EXERCISE BRIEF: I would like the number of lines in the data that contain the word "JSON". Please give that number alone.

### RECORD EXTRACTS ###

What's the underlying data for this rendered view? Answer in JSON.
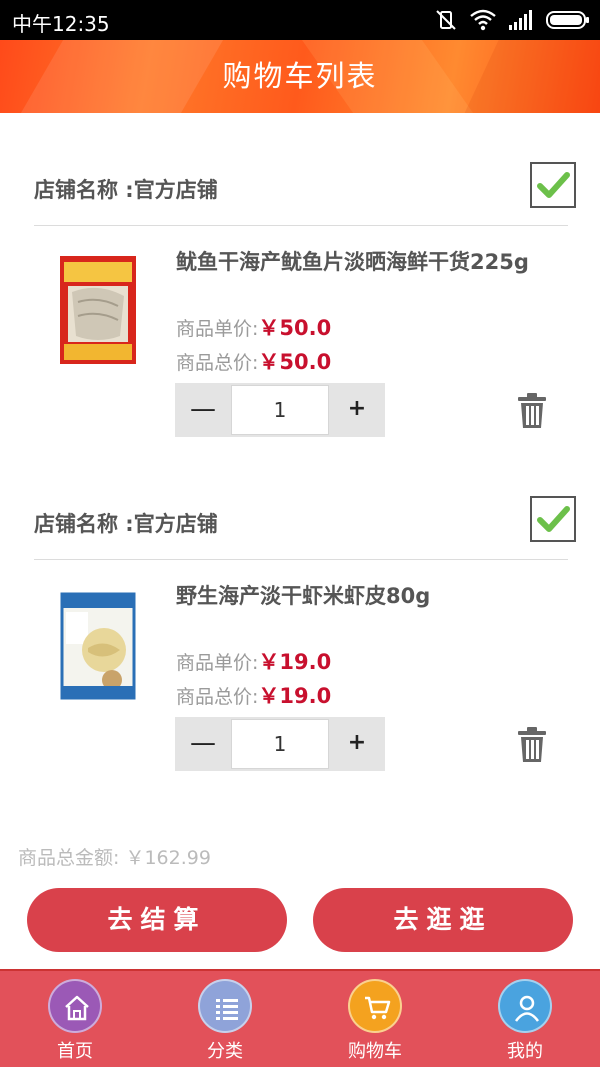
{
  "status_bar": {
    "time": "中午12:35"
  },
  "header": {
    "title": "购物车列表"
  },
  "shops": [
    {
      "shop_label": "店铺名称 :官方店铺",
      "checked": true,
      "product": {
        "name": "鱿鱼干海产鱿鱼片淡晒海鲜干货225g",
        "unit_price_label": "商品单价:",
        "unit_price": "￥50.0",
        "total_price_label": "商品总价:",
        "total_price": "￥50.0",
        "quantity": "1",
        "minus_label": "—",
        "plus_label": "+"
      }
    },
    {
      "shop_label": "店铺名称 :官方店铺",
      "checked": true,
      "product": {
        "name": "野生海产淡干虾米虾皮80g",
        "unit_price_label": "商品单价:",
        "unit_price": "￥19.0",
        "total_price_label": "商品总价:",
        "total_price": "￥19.0",
        "quantity": "1",
        "minus_label": "—",
        "plus_label": "+"
      }
    }
  ],
  "summary": {
    "total_label": "商品总金额: ￥162.99"
  },
  "actions": {
    "checkout": "去结算",
    "browse": "去逛逛"
  },
  "nav": [
    {
      "label": "首页",
      "icon": "home-icon",
      "color": "#9b59b6"
    },
    {
      "label": "分类",
      "icon": "list-icon",
      "color": "#8fa3d9"
    },
    {
      "label": "购物车",
      "icon": "cart-icon",
      "color": "#f4a21f"
    },
    {
      "label": "我的",
      "icon": "user-icon",
      "color": "#4aa3df"
    }
  ],
  "colors": {
    "accent": "#d9414b",
    "price": "#c8102e",
    "header": "#ff6a22"
  }
}
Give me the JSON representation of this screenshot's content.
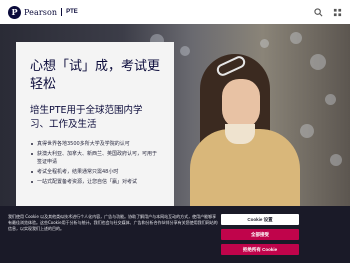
{
  "header": {
    "logo_text": "Pearson",
    "logo_sub": "PTE",
    "logo_mark": "P",
    "icons": [
      "search-icon",
      "menu-icon"
    ]
  },
  "hero": {
    "title": "心想「试」成，考试更轻松",
    "subtitle": "培生PTE用于全球范围内学习、工作及生活",
    "bullets": [
      "真得世界各地3500多所大学及学院的认可",
      "获澳大利亚、加拿大、新西兰、英国政府认可，可用于签证申请",
      "考试全程机考，结果通常只需48小时",
      "一站式配置备考资源，让您自信「赢」对考试"
    ]
  },
  "cookie": {
    "text": "我们使用 Cookie 以及其他类似技术进行个人化内容，广告与功能。协助了解用户与本网站互动的方式，使用户能够享有最佳浏览体验。这些Cookie用于分析与统计。我们也会与社交媒体、广告和分析合作伙伴分享有关您使用我们网站的信息，以实现我们上述的目的。",
    "settings_label": "Cookie 设置",
    "accept_label": "全部接受",
    "reject_label": "拒绝所有 Cookie"
  },
  "colors": {
    "brand_navy": "#0b0b3b",
    "accent_yellow": "#ffce00",
    "cookie_button": "#c0044b"
  }
}
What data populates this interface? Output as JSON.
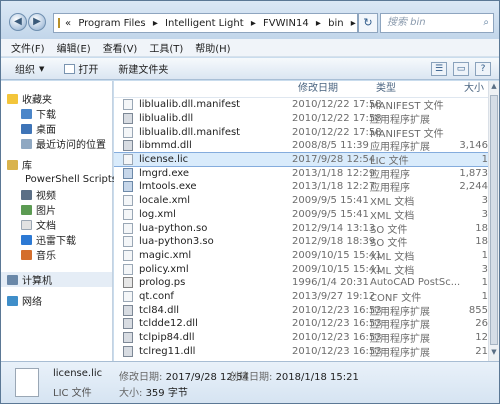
{
  "address": {
    "back_icon": "back-arrow-icon",
    "forward_icon": "forward-arrow-icon",
    "prefix": "«",
    "crumbs": [
      "Program Files",
      "▸",
      "Intelligent Light",
      "▸",
      "FVWIN14",
      "▸",
      "bin",
      "▸"
    ],
    "search_placeholder": "搜索 bin"
  },
  "menu": [
    "文件(F)",
    "编辑(E)",
    "查看(V)",
    "工具(T)",
    "帮助(H)"
  ],
  "toolbar": {
    "organize": "组织",
    "open": "打开",
    "new_folder": "新建文件夹"
  },
  "nav": {
    "favorites": "收藏夹",
    "downloads": "下载",
    "desktop": "桌面",
    "recent": "最近访问的位置",
    "libraries": "库",
    "powershell": "PowerShell Scripts",
    "videos": "视频",
    "pictures": "图片",
    "documents": "文档",
    "thunder": "迅雷下载",
    "music": "音乐",
    "computer": "计算机",
    "network": "网络"
  },
  "columns": {
    "name": "",
    "date": "修改日期",
    "type": "类型",
    "size": "大小"
  },
  "files": [
    {
      "name": "liblualib.dll.manifest",
      "date": "2010/12/22 17:58",
      "type": "MANIFEST 文件",
      "size": "",
      "icon": "doc"
    },
    {
      "name": "liblualib.dll",
      "date": "2010/12/22 17:58",
      "type": "应用程序扩展",
      "size": "",
      "icon": "cog"
    },
    {
      "name": "liblualib.dll.manifest",
      "date": "2010/12/22 17:58",
      "type": "MANIFEST 文件",
      "size": "",
      "icon": "doc"
    },
    {
      "name": "libmmd.dll",
      "date": "2008/8/5 11:39",
      "type": "应用程序扩展",
      "size": "3,146",
      "icon": "cog"
    },
    {
      "name": "license.lic",
      "date": "2017/9/28 12:54",
      "type": "LIC 文件",
      "size": "1",
      "icon": "doc",
      "selected": true
    },
    {
      "name": "lmgrd.exe",
      "date": "2013/1/18 12:29",
      "type": "应用程序",
      "size": "1,873",
      "icon": "app"
    },
    {
      "name": "lmtools.exe",
      "date": "2013/1/18 12:27",
      "type": "应用程序",
      "size": "2,244",
      "icon": "app"
    },
    {
      "name": "locale.xml",
      "date": "2009/9/5 15:41",
      "type": "XML 文档",
      "size": "3",
      "icon": "doc"
    },
    {
      "name": "log.xml",
      "date": "2009/9/5 15:41",
      "type": "XML 文档",
      "size": "3",
      "icon": "doc"
    },
    {
      "name": "lua-python.so",
      "date": "2012/9/14 13:13",
      "type": "SO 文件",
      "size": "18",
      "icon": "doc"
    },
    {
      "name": "lua-python3.so",
      "date": "2012/9/18 18:39",
      "type": "SO 文件",
      "size": "18",
      "icon": "doc"
    },
    {
      "name": "magic.xml",
      "date": "2009/10/15 15:41",
      "type": "XML 文档",
      "size": "1",
      "icon": "doc"
    },
    {
      "name": "policy.xml",
      "date": "2009/10/15 15:41",
      "type": "XML 文档",
      "size": "3",
      "icon": "doc"
    },
    {
      "name": "prolog.ps",
      "date": "1996/1/4 20:31",
      "type": "AutoCAD PostSc...",
      "size": "1",
      "icon": "ps"
    },
    {
      "name": "qt.conf",
      "date": "2013/9/27 19:12",
      "type": "CONF 文件",
      "size": "1",
      "icon": "doc"
    },
    {
      "name": "tcl84.dll",
      "date": "2010/12/23 16:53",
      "type": "应用程序扩展",
      "size": "855",
      "icon": "cog"
    },
    {
      "name": "tcldde12.dll",
      "date": "2010/12/23 16:53",
      "type": "应用程序扩展",
      "size": "26",
      "icon": "cog"
    },
    {
      "name": "tclpip84.dll",
      "date": "2010/12/23 16:53",
      "type": "应用程序扩展",
      "size": "12",
      "icon": "cog"
    },
    {
      "name": "tclreg11.dll",
      "date": "2010/12/23 16:53",
      "type": "应用程序扩展",
      "size": "21",
      "icon": "cog"
    }
  ],
  "details": {
    "name": "license.lic",
    "type": "LIC 文件",
    "modified_label": "修改日期:",
    "modified": "2017/9/28 12:54",
    "size_label": "大小:",
    "size": "359 字节",
    "created_label": "创建日期:",
    "created": "2018/1/18 15:21"
  }
}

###

EXERCISE OUTPUT: 3